SEATTLE — An arbitrator has sided with one of the nation's largest discount retailers — T.J. Maxx — in a classic typosquatting case.
At issue was the website TJMaxxx.com, which for eight years had existed as a parked page displaying links to third-party websites selling adult sex toys and novelties items, as well as links to porn sites.
Through those eight years, T.J. Maxx attorneys alleged, operators of TJMaxxx.com earned revenue for pay-per-click links.
TJ Maxx counsel, in their UDRP action, argued that TJMaxxx.com, with its extra "x," is confusingly similar to their T.J. Maxx's mark. They also said that TJMaxxx.com was registered long after the discount retailer with its 1,000 stores trademarked the mark. T.J. Maxx operates the domain TJMaxx.com for its retail operation.
The unidentified operators of TJMaxxx.com, named as respondents in the complaint, registered their site with privacy protection at BigRock Solutions Ltd. and never responded to the National Arbitration Forum over the UDRP action.
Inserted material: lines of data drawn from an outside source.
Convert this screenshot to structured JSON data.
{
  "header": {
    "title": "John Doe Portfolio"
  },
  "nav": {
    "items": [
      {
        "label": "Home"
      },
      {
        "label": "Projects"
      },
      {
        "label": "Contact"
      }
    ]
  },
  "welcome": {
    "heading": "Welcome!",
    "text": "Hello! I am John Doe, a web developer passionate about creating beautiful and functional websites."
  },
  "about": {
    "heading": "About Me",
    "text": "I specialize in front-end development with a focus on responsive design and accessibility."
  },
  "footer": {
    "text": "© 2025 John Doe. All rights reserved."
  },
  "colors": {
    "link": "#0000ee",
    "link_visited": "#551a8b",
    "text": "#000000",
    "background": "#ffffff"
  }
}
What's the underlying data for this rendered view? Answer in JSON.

An arbitrator in the case decided last month, Charles K. McCotter Jr., ruled that the respondents engaged in bad faith registration by offering hyperlinks to adult-oriented businesses and websites.
As a result, McCotter ordered TJMaxxx.com transferred to the retailer.
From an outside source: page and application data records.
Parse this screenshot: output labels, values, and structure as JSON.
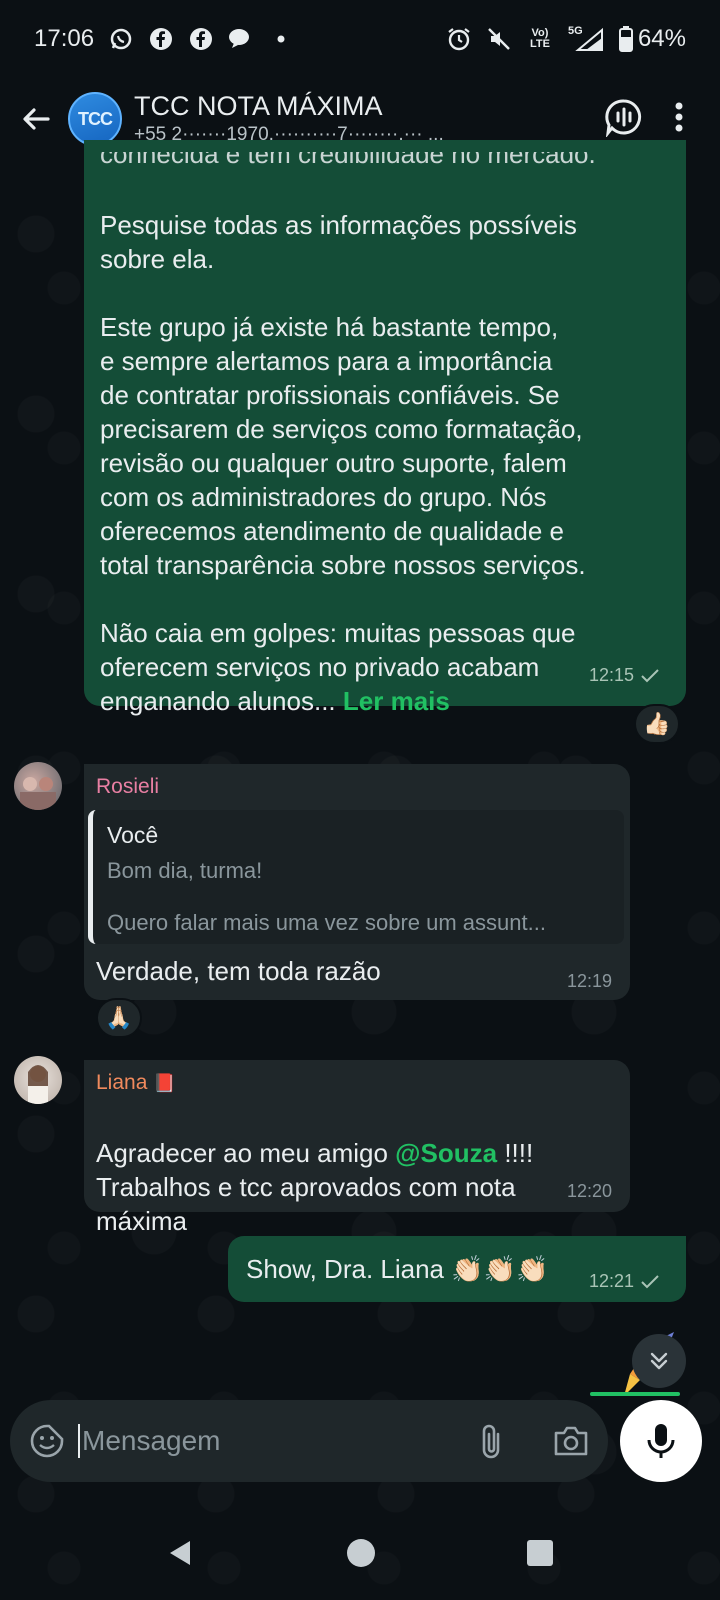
{
  "status_bar": {
    "time": "17:06",
    "battery": "64%",
    "net_top": "Vo)",
    "net_bottom": "LTE",
    "net_5g": "5G"
  },
  "header": {
    "avatar_text": "TCC",
    "title": "TCC NOTA MÁXIMA",
    "subtitle": "+55 2·······1970,··········7········,··· ..."
  },
  "messages": {
    "m1": {
      "cut_top": "conhecida e tem credibilidade no mercado.",
      "text": "Pesquise todas as informações possíveis\nsobre ela.\n\nEste grupo já existe há bastante tempo,\ne sempre alertamos para a importância\nde contratar profissionais confiáveis. Se\nprecisarem de serviços como formatação,\nrevisão ou qualquer outro suporte, falem\ncom os administradores do grupo. Nós\noferecemos atendimento de qualidade e\ntotal transparência sobre nossos serviços.\n\nNão caia em golpes: muitas pessoas que\noferecem serviços no privado acabam\nenganando alunos...",
      "read_more": "Ler mais",
      "time": "12:15",
      "reaction": "👍🏻"
    },
    "m2": {
      "sender": "Rosieli",
      "quote_author": "Você",
      "quote_line1": "Bom dia, turma!",
      "quote_line2": "Quero falar mais uma vez sobre um assunt...",
      "text": "Verdade, tem toda razão",
      "time": "12:19",
      "reaction": "🙏🏻"
    },
    "m3": {
      "sender": "Liana",
      "sender_emoji": "📕",
      "text_before": "Agradecer ao meu amigo ",
      "mention": "@Souza",
      "text_after": " !!!!\nTrabalhos e tcc aprovados com nota\nmáxima",
      "time": "12:20"
    },
    "m4": {
      "text": "Show, Dra. Liana 👏🏻👏🏻👏🏻",
      "time": "12:21"
    }
  },
  "input": {
    "placeholder": "Mensagem"
  },
  "colors": {
    "outgoing_bubble": "#144d37",
    "incoming_bubble": "#1f272a",
    "accent_green": "#21c063",
    "rosieli_name": "#e87fa3",
    "liana_name": "#f08a5d"
  }
}
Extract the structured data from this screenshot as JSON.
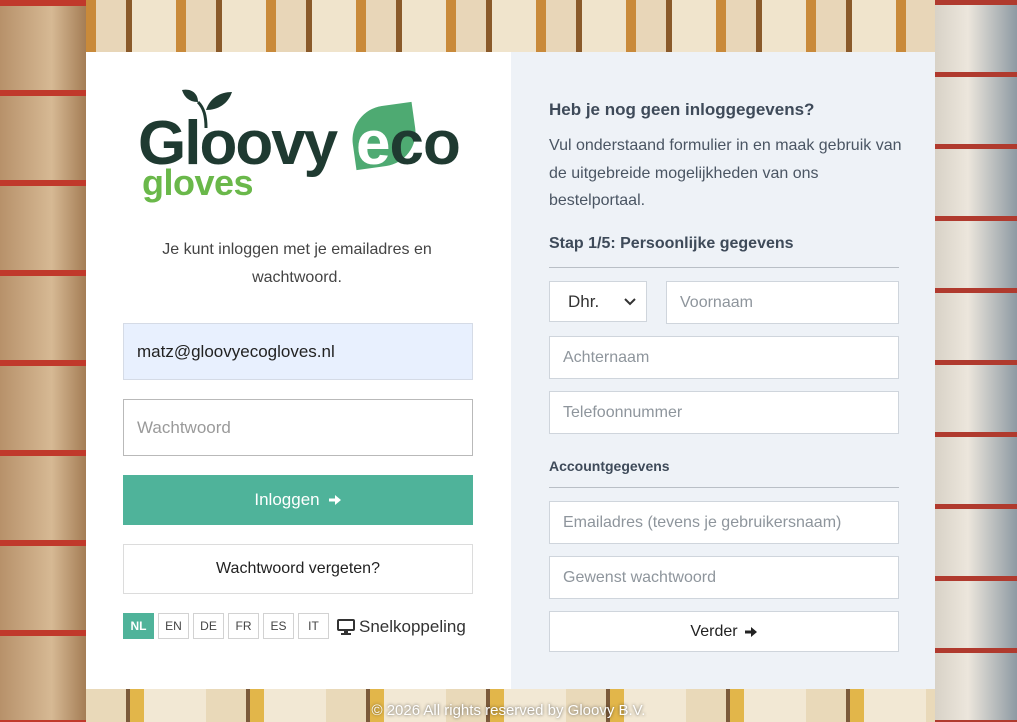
{
  "logo": {
    "text_main": "Gloovy",
    "text_eco_e": "e",
    "text_eco_rest": "co",
    "text_gloves": "gloves"
  },
  "login": {
    "intro": "Je kunt inloggen met je emailadres en wachtwoord.",
    "email_value": "matz@gloovyecogloves.nl",
    "password_placeholder": "Wachtwoord",
    "login_label": "Inloggen",
    "forgot_label": "Wachtwoord vergeten?",
    "languages": [
      "NL",
      "EN",
      "DE",
      "FR",
      "ES",
      "IT"
    ],
    "active_language": "NL",
    "shortcut_label": "Snelkoppeling"
  },
  "register": {
    "title": "Heb je nog geen inloggegevens?",
    "text": "Vul onderstaand formulier in en maak gebruik van de uitgebreide mogelijkheden van ons bestelportaal.",
    "step": "Stap 1/5: Persoonlijke gegevens",
    "salutation": "Dhr.",
    "firstname_placeholder": "Voornaam",
    "lastname_placeholder": "Achternaam",
    "phone_placeholder": "Telefoonnummer",
    "account_heading": "Accountgegevens",
    "email_placeholder": "Emailadres (tevens je gebruikersnaam)",
    "password_placeholder": "Gewenst wachtwoord",
    "next_label": "Verder"
  },
  "footer": {
    "copyright": "© 2026 All rights reserved by Gloovy B.V."
  },
  "colors": {
    "accent": "#4fb39a",
    "logo_dark": "#1f3a31",
    "logo_green": "#6ab84a",
    "right_panel_bg": "#eef2f7"
  }
}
Mc Cotter cited a 2004 UDRP decision, Google Inc. vs. Bassano, as a sturdy basis for his ruling.
That case held that the respondent’s use of the GoogleSex.info domain name to intentionally attract Internet users to a website featuring adult-oriented content constituted bad faith registration and use under UDRP policy.